The curse is the burden of expectation -- an external, market-projected notion that in large part has nothing to do with the day-in, day-out process of trying to improve, compete and even win in a sport in which superb players emerge from more countries -- and build their games in more parts of the world -- than any other on the planet.
But for Blake and Roddick, life as an American in a Europe-dominated era is a challenge. Said Blake, "I would love anyone that's ever called me an underachiever to come do my workouts for a week. Come with me and see what I do, see what kind of effort I put in. People have different skill sets. I can't go out and serve 140 like Andy. I can't go out and defend like Rafa does. If you play high-risk tennis for a long time and it's your best game, then it's playing the percentages in the long run." As Blake addressed his history of effort, his many injuries and physical progress -- at age 15 he was a 5-foot-3 85-pounder -- it was vividly clear how much the spotlight of public scrutiny has become something he wish didn't exist.
Having to frequently address questions of his own résumé for several years now, Roddick chimed in on Blake's behalf, in the process elliptically projecting his own desired evaluation criteria. Said Roddick, "It's easier and more obvious to talk about what someone hasn't done as opposed to appreciate how hard it is to get to [No.] 4 in the world. You know, it's not an easy thing. [Blake] wasn't a junior tennis prodigy. He went to Harvard, for God's sake, and came and was No. 4 in the world in tennis. If someone's gonna, I guess, look down upon that, they'd be very, very good at whatever it is they do."
Steve Stefanki, the older brother of Roddick's coach Larry Stefanki, once said something that Roddick and Blake would emphatically agree with: "Outcome is passive. Process is active." That is a tricky notion to hold in mind in the world of sports. In many ways, after all, the likes of Roddick, Blake and their racket-wielding peers are engaged in a craft where outcome -- or to use another term, performance -- define them in a way that's crystal-clear. This is so much of the appeal of sports: the batting average, the win-loss record and, in tennis, the rankings and results tally.
Said Blake, "You know, all the stories you hear about Michael Jordan and those guys that are throwing controllers at video games and Ping-Pong paddles, I'm not as high profile as any of them, but I'm just as competitive. I'll be up all night trying to win the same way."
So yes, at one level, Roddick and Blake live for the outcome -- for the kind of victories each craves that would continue to give their résumés all the glitter of the Americans who have come before them. And yet, it's the process each speaks to when defining himself, the time he has put in on the practice court, in the gym and in the cauldron of competition.
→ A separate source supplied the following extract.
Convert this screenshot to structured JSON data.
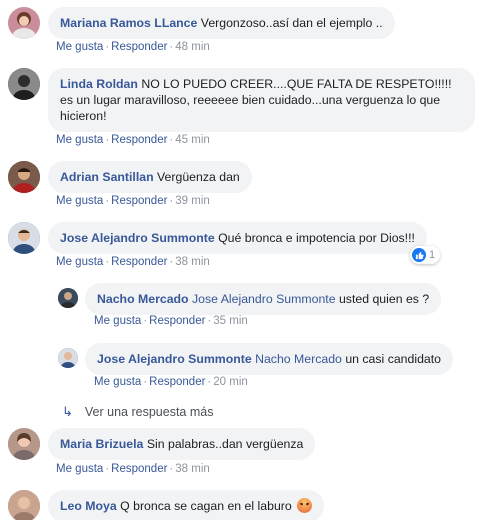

That seminal American document, the Declaration of Independence, declares that man is endowed with "certain unalienable rights," including "the pursuit of happiness." Not the attainment. Just the pursuit.
Joel Drucker is based in Oakland, Calif., and writes for Tennis Magazine and Tennis Channel.